Print Friendly, PDF & Email

Question

 

Hello Gramps,

I have prayed all of my life and never given it a second thought really. But recently my husband has stopped praying and said that he believes that God cannot read our minds, therefore cannot hear our silent prayers in our minds. I can’t seem to find anything anywhere that says otherwise. I had never give it much thought before now. But now I’m finding myself doubting it too. Can you clear this up for me? And are there references that tell that he can or cannot hear out silent prayers? Thank you!

Michelle

 

Answer

 

Dear Michelle,

Be of good cheer, of course, Heavenly Father can hear our silent prayers.  The Book of Mormon gives us many examples of this.

To begin, in the Book of Mormon, Alma and his people were captives. Their captors were cruel to them and threatened them that if they prayed they would be put to death.  But they continued to pray in their hearts, and their silent prayers were answered.

12 And Alma and his people did not raise their voices to the Lord their God, but did pour out their hearts to him; and he did know the thoughts of their hearts.

 

13 And it came to pass that the voice of the Lord came to them in their afflictions, saying: Lift up your heads and be of good comfort, for I know of the covenant which ye have made unto me; and I will covenant with my people and deliver them out of bondage.  (Mosiah 24:12-13)

In another part of the Book of Mormon, the missionary, Ammon was teaching the Lamanite King Lamoni.  King Lamoni was surprised that Ammon discerned his thoughts.  Ammon explained that it was God that allowed him to know what was in Lamoni’s heart.  Ammon explained it this way:
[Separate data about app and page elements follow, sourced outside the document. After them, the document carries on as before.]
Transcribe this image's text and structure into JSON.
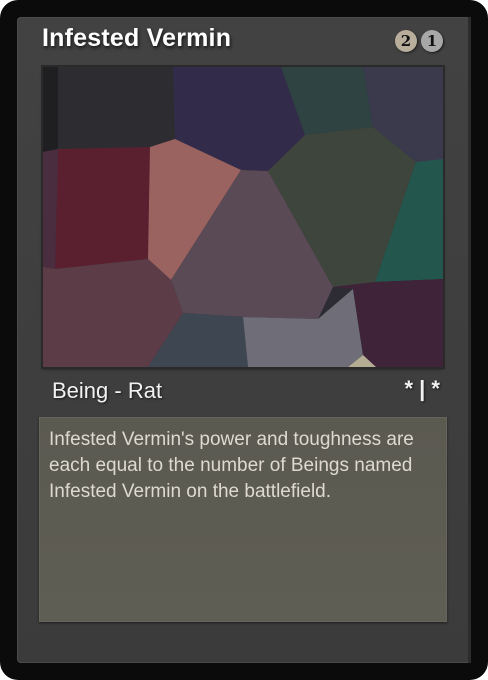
{
  "card": {
    "name": "Infested Vermin",
    "mana_cost": [
      {
        "symbol": "2",
        "kind": "generic",
        "color": "#b9ae9c"
      },
      {
        "symbol": "1",
        "kind": "colored",
        "color": "#a8a8a8"
      }
    ],
    "type_line": "Being - Rat",
    "power_toughness": "* | *",
    "rules_text": "Infested Vermin's power and toughness are each equal to the number of Beings named Infested Vermin on the battlefield."
  },
  "colors": {
    "frame": "#0b0b0b",
    "body": "#3f3f3f",
    "text_box": "#5d5c52",
    "text": "#dedad0"
  }
}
32 And Ammon said: Yea, and he locked down upon all the children of men; and he knows all the thoughts and intents of the heart; for by his hand were they all created from the beginning. (Alma 18:32)

The Savior, Himself, told the Nephites, when He visited them:

6 And he said unto them: Behold, I know your thoughts, and ye have desired the thing which John, my beloved, who was with me in my ministry, before that I was lifted up by the Jews, desired of me. (3 Nephi 28:6)

Our modern day leaders have spoken of this as well.  Speaking to the priesthood holders of the Church (but advice about silent prayer applies to us all), President Henry B. Eyring said,

“It is easier to get the proper feeling of reverence when you are kneeling or bowing your head, but it is possible to feel that you are approaching your Heavenly Father in less formal and even in silent prayer, as you will often need to do in your priesthood service. There will be noise and people around you most of your waking day. God hears your silent prayers, but you may have to learn to shut out the distractions because the moment you need the connection with God may not come in quiet times.” Priesthood and Personal Prayer

Here is an example of President Thomas S. Monson using silent prayer and receiving an answer:

“The enormous soccer stadium where the event took place was filled with spectators. The wind had been blowing, and rain threatened. I offered a silent prayer asking Heavenly Father to look with mercy upon those who had prepared so diligently for our entertainment and whose costumes and presentations would be damaged if a heavy rain or wind enveloped them. He honored that prayer, and it wasn’t until the end of the show and later on that evening that rain fell in abundance.” Welcome to Conference

I’m sorry to hear that your husband has stopped praying.  I believe it grieves our Heavenly Father when His children choose not to speak to Him.  Be patient with your husband, losing your testimony is very painful.  Never give up on him.  Pray for him vocally and silently.  Read the Book of Mormon, it will help buoy you up to support your husband during this time.  In the scriptures there are also stories of those who had fallen away returning, so never give up.

Gramps

 

 

 

Copyright © 2019 Ask Gramps - Q and A about Mormon Doctrine. All Rights Reserved.
This website is not owned by or affiliated with The Church of Jesus Christ of Latter-day Saints (sometimes called the Mormon or LDS Church). The views expressed herein do not necessarily represent the position of the Church. The views expressed by individual users are the responsibility of those users and do not necessarily represent the position of the Church. For the official Church websites, please visit LDS.org or Mormon.org.

Pin It on Pinterest